## WHAT YOU WILL DO
Show each line from the listing that includes the word "company".

## EXERCISE MATERIALS

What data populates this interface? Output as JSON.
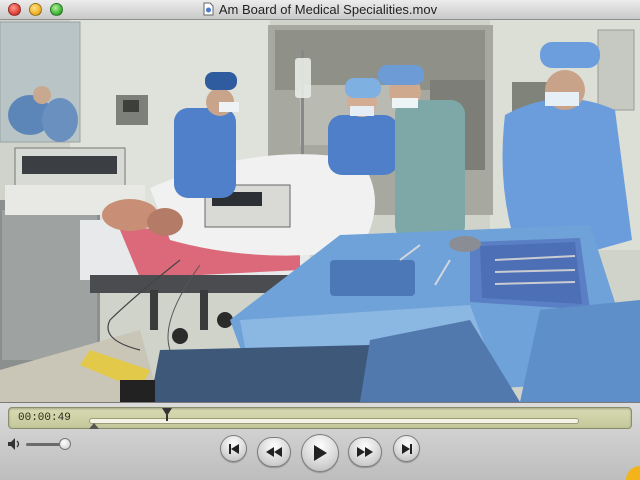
{
  "window": {
    "title": "Am Board of Medical Specialities.mov"
  },
  "player": {
    "timecode": "00:00:49",
    "playhead_fraction": 0.16,
    "volume_fraction": 0.88
  },
  "colors": {
    "scrubber_bg": "#cfd2a6",
    "scrub_text": "#2a2d1a",
    "scrubs_blue": "#4f80c9",
    "drape_blue": "#6fa2d8"
  },
  "icons": {
    "title_doc": "document-icon",
    "volume": "speaker-icon",
    "skip_back": "skip-to-start-icon",
    "rewind": "rewind-icon",
    "play": "play-icon",
    "fast_forward": "fast-forward-icon",
    "skip_forward": "skip-to-end-icon"
  }
}
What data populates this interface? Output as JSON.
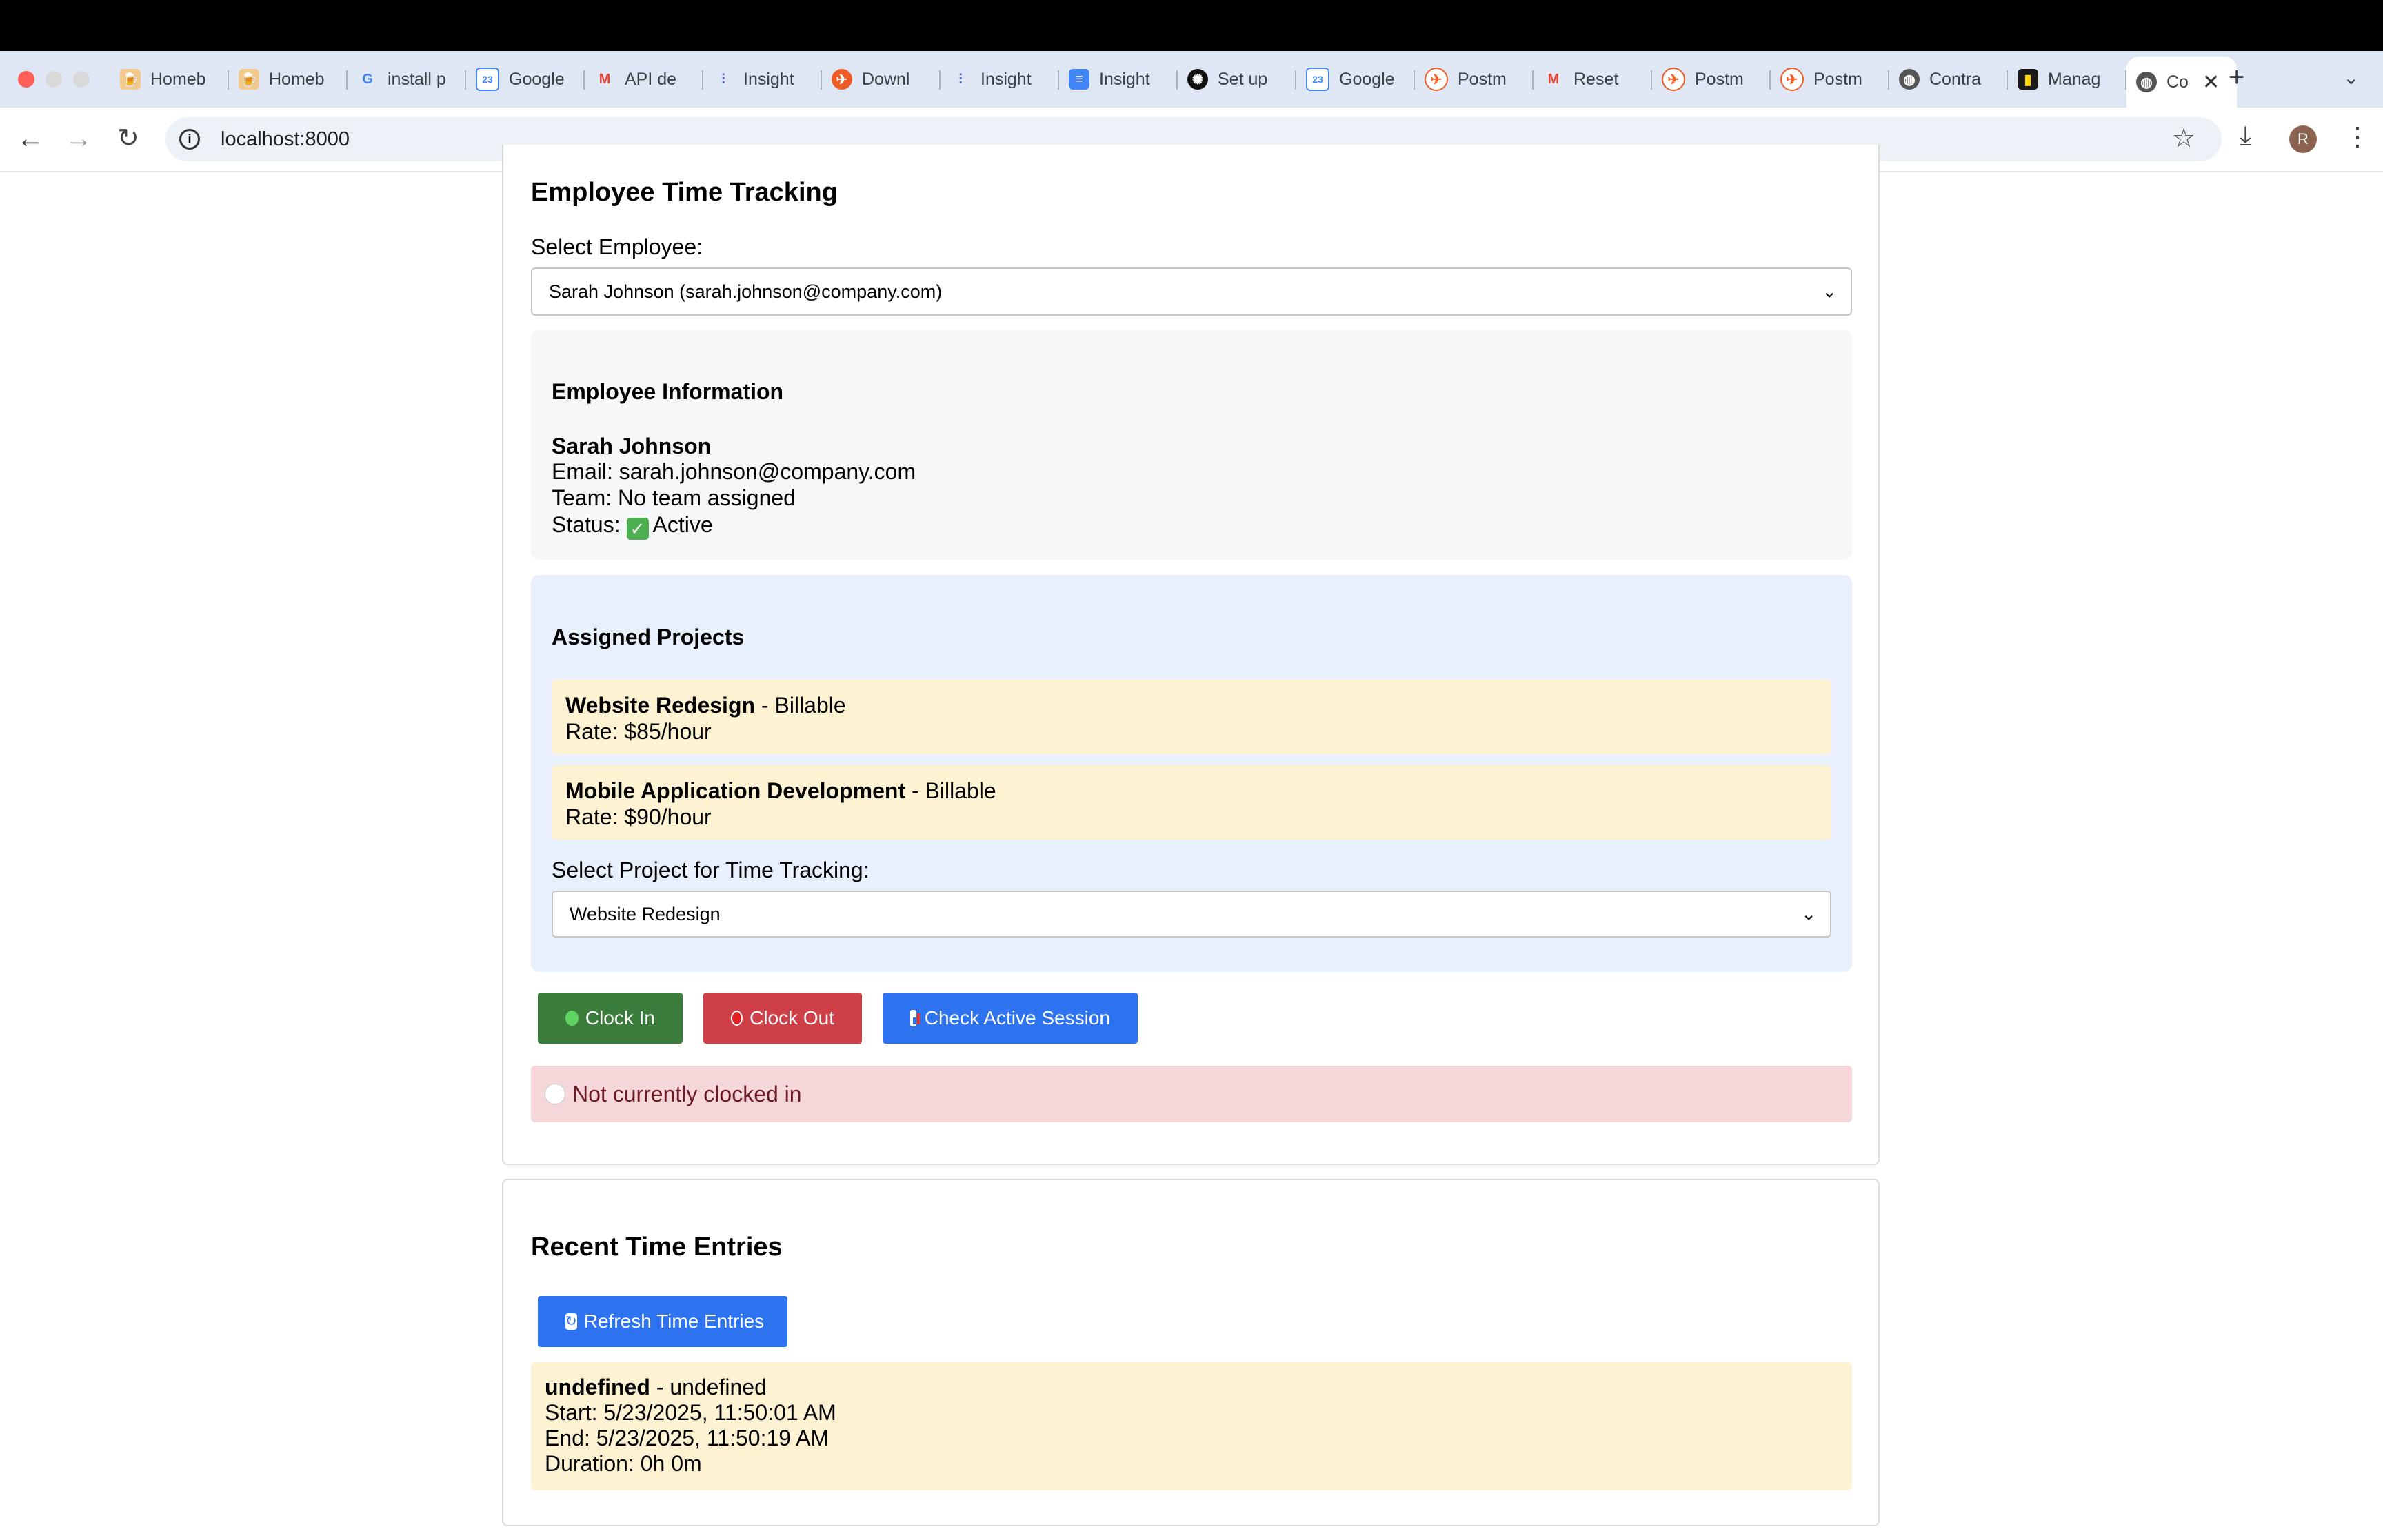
{
  "browser": {
    "tabs": [
      {
        "label": "Homeb",
        "icon": "homebrew-icon"
      },
      {
        "label": "Homeb",
        "icon": "homebrew-icon"
      },
      {
        "label": "install p",
        "icon": "google-icon"
      },
      {
        "label": "Google",
        "icon": "google-calendar-icon"
      },
      {
        "label": "API de",
        "icon": "gmail-icon"
      },
      {
        "label": "Insight",
        "icon": "insightful-icon"
      },
      {
        "label": "Downl",
        "icon": "postman-icon"
      },
      {
        "label": "Insight",
        "icon": "insightful-icon"
      },
      {
        "label": "Insight",
        "icon": "google-docs-icon"
      },
      {
        "label": "Set up",
        "icon": "openai-icon"
      },
      {
        "label": "Google",
        "icon": "google-calendar-icon"
      },
      {
        "label": "Postm",
        "icon": "postman-icon"
      },
      {
        "label": "Reset",
        "icon": "gmail-icon"
      },
      {
        "label": "Postm",
        "icon": "postman-icon"
      },
      {
        "label": "Postm",
        "icon": "postman-icon"
      },
      {
        "label": "Contra",
        "icon": "globe-icon"
      },
      {
        "label": "Manag",
        "icon": "app-icon"
      }
    ],
    "active_tab": {
      "label": "Co",
      "icon": "globe-icon"
    },
    "url": "localhost:8000",
    "avatar_initial": "R"
  },
  "tracking": {
    "title": "Employee Time Tracking",
    "select_employee_label": "Select Employee:",
    "selected_employee": "Sarah Johnson (sarah.johnson@company.com)",
    "info": {
      "heading": "Employee Information",
      "name": "Sarah Johnson",
      "email_line": "Email: sarah.johnson@company.com",
      "team_line": "Team: No team assigned",
      "status_prefix": "Status: ",
      "status_value": "Active"
    },
    "projects": {
      "heading": "Assigned Projects",
      "items": [
        {
          "name": "Website Redesign",
          "type": " - Billable",
          "rate": "Rate: $85/hour"
        },
        {
          "name": "Mobile Application Development",
          "type": " - Billable",
          "rate": "Rate: $90/hour"
        }
      ],
      "select_label": "Select Project for Time Tracking:",
      "selected_project": "Website Redesign"
    },
    "buttons": {
      "clock_in": "Clock In",
      "clock_out": "Clock Out",
      "check_session": "Check Active Session"
    },
    "status_message": "Not currently clocked in"
  },
  "recent": {
    "title": "Recent Time Entries",
    "refresh_label": "Refresh Time Entries",
    "entries": [
      {
        "project": "undefined",
        "description": " - undefined",
        "start": "Start: 5/23/2025, 11:50:01 AM",
        "end": "End: 5/23/2025, 11:50:19 AM",
        "duration": "Duration: 0h 0m"
      }
    ]
  },
  "colors": {
    "clock_in": "#3a7d3a",
    "clock_out": "#cf3f47",
    "primary_blue": "#2d73f0",
    "status_bg": "#f5d7da",
    "project_bg": "#fdf2d1"
  }
}
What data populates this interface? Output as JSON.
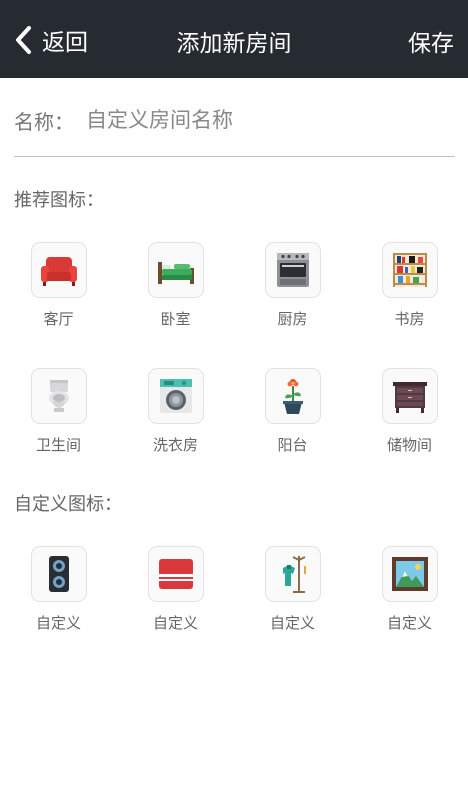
{
  "header": {
    "back_label": "返回",
    "title": "添加新房间",
    "save_label": "保存"
  },
  "name_field": {
    "label": "名称：",
    "placeholder": "自定义房间名称",
    "value": ""
  },
  "recommended": {
    "title": "推荐图标：",
    "items": [
      {
        "label": "客厅",
        "icon": "sofa-icon"
      },
      {
        "label": "卧室",
        "icon": "bed-icon"
      },
      {
        "label": "厨房",
        "icon": "oven-icon"
      },
      {
        "label": "书房",
        "icon": "bookshelf-icon"
      },
      {
        "label": "卫生间",
        "icon": "toilet-icon"
      },
      {
        "label": "洗衣房",
        "icon": "washing-machine-icon"
      },
      {
        "label": "阳台",
        "icon": "potted-flower-icon"
      },
      {
        "label": "储物间",
        "icon": "cabinet-icon"
      }
    ]
  },
  "custom": {
    "title": "自定义图标：",
    "items": [
      {
        "label": "自定义",
        "icon": "speaker-icon"
      },
      {
        "label": "自定义",
        "icon": "pillow-icon"
      },
      {
        "label": "自定义",
        "icon": "coat-rack-icon"
      },
      {
        "label": "自定义",
        "icon": "picture-frame-icon"
      }
    ]
  }
}
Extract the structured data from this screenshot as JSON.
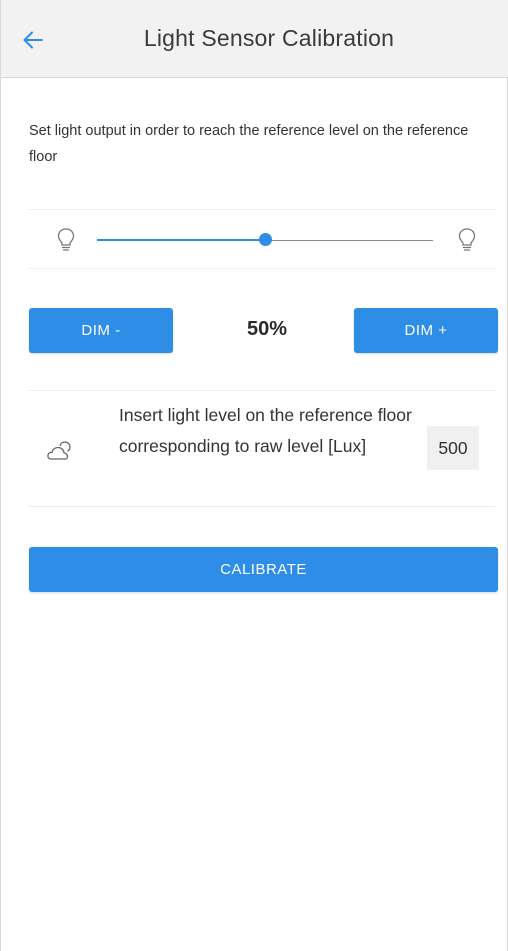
{
  "header": {
    "title": "Light Sensor Calibration",
    "back_icon": "arrow-left-icon"
  },
  "instruction": "Set light output in order to reach the reference level on the reference floor",
  "slider": {
    "value_fraction": 0.5,
    "min_icon": "lightbulb-outline-icon",
    "max_icon": "lightbulb-outline-icon"
  },
  "dim": {
    "minus_label": "DIM -",
    "plus_label": "DIM +",
    "percent_text": "50%"
  },
  "lux": {
    "icon": "cloud-sun-icon",
    "label": "Insert light level on the reference floor corresponding to raw level [Lux]",
    "value": "500"
  },
  "calibrate_label": "CALIBRATE",
  "colors": {
    "accent": "#2e8de6",
    "appbar_bg": "#f2f2f2",
    "input_bg": "#f0f0f0"
  }
}
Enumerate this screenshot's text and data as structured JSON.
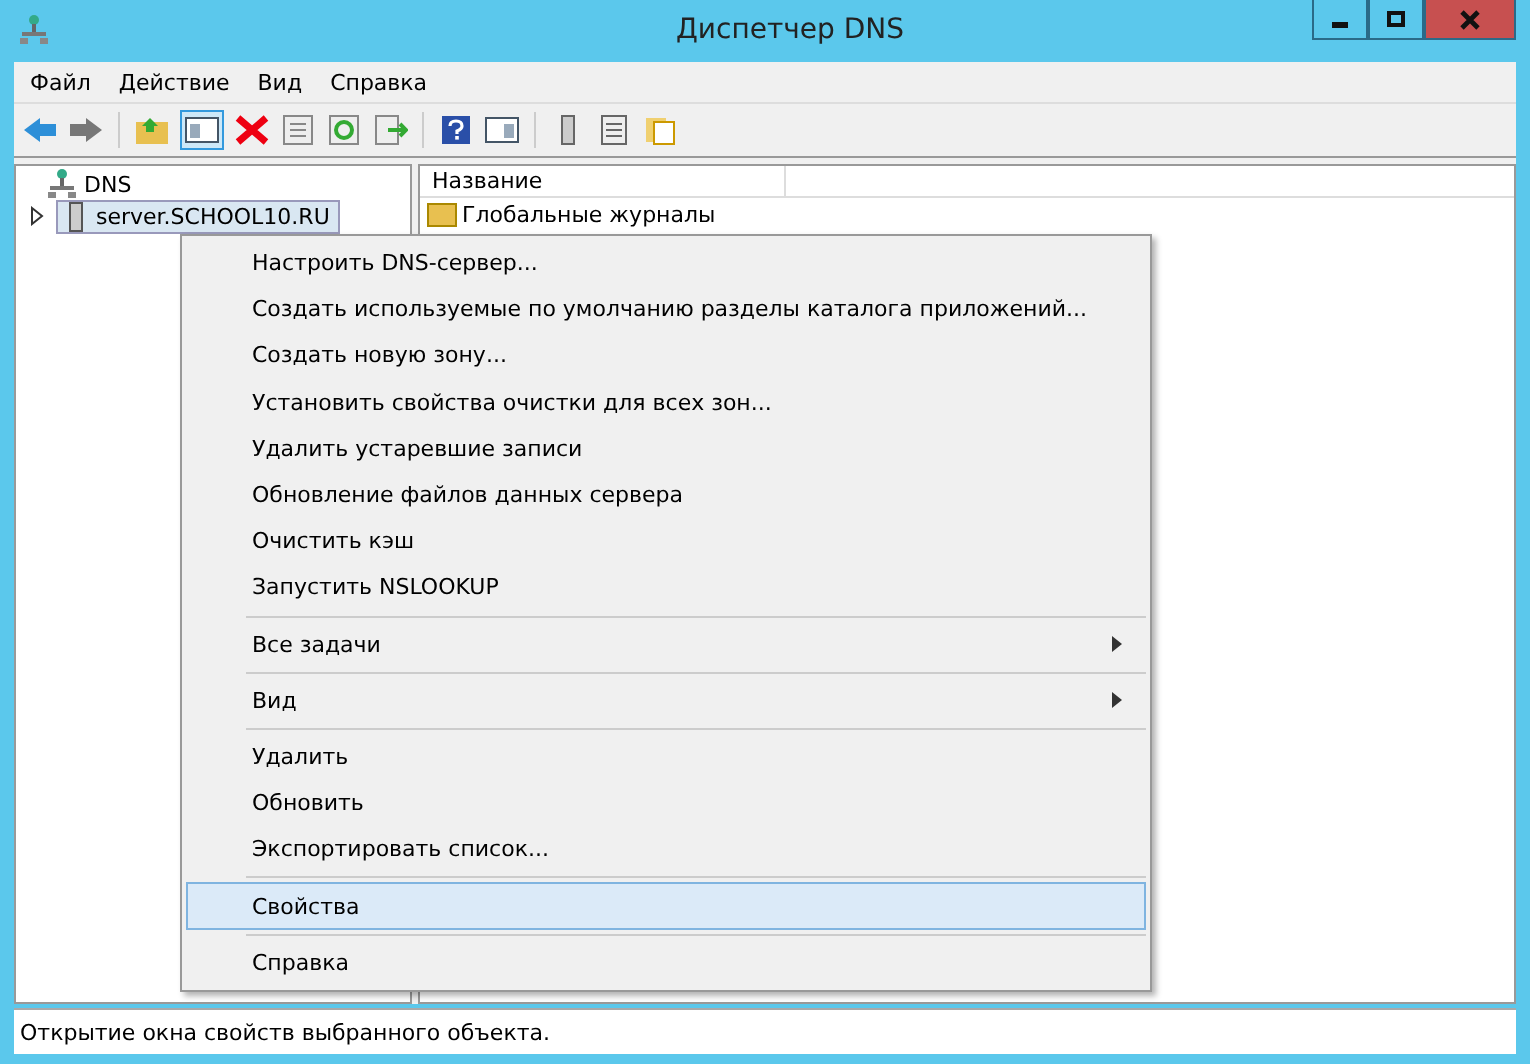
{
  "window": {
    "title": "Диспетчер DNS"
  },
  "menu_bar": [
    "Файл",
    "Действие",
    "Вид",
    "Справка"
  ],
  "tree": {
    "label": "DNS",
    "children": [
      {
        "label": "server.SCHOOL10.RU",
        "selected": true,
        "expanded": false
      }
    ]
  },
  "list": {
    "columns": [
      "Название"
    ],
    "rows": [
      "Глобальные журналы"
    ]
  },
  "context_menu": [
    {
      "kind": "item",
      "label": "Настроить DNS-сервер...",
      "selected": false
    },
    {
      "kind": "item",
      "label": "Создать используемые по умолчанию разделы каталога приложений...",
      "selected": false
    },
    {
      "kind": "item",
      "label": "Создать новую зону...",
      "selected": false
    },
    {
      "kind": "item",
      "label": "Установить свойства очистки для всех зон...",
      "selected": false
    },
    {
      "kind": "item",
      "label": "Удалить устаревшие записи",
      "selected": false
    },
    {
      "kind": "item",
      "label": "Обновление файлов данных сервера",
      "selected": false
    },
    {
      "kind": "item",
      "label": "Очистить кэш",
      "selected": false
    },
    {
      "kind": "item",
      "label": "Запустить NSLOOKUP",
      "selected": false
    },
    {
      "kind": "separator"
    },
    {
      "kind": "submenu",
      "label": "Все задачи",
      "selected": false
    },
    {
      "kind": "separator"
    },
    {
      "kind": "submenu",
      "label": "Вид",
      "selected": false
    },
    {
      "kind": "separator"
    },
    {
      "kind": "item",
      "label": "Удалить",
      "selected": false
    },
    {
      "kind": "item",
      "label": "Обновить",
      "selected": false
    },
    {
      "kind": "item",
      "label": "Экспортировать список...",
      "selected": false
    },
    {
      "kind": "separator"
    },
    {
      "kind": "item",
      "label": "Свойства",
      "selected": true
    },
    {
      "kind": "separator"
    },
    {
      "kind": "item",
      "label": "Справка",
      "selected": false
    }
  ],
  "status_bar": "Открытие окна свойств выбранного объекта."
}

## EXERCISE RESPONSE
    "selected_employee": "Sarah Johnson (sarah.johnson@company.com)",
      "email_line": "Email: sarah.johnson@company.com",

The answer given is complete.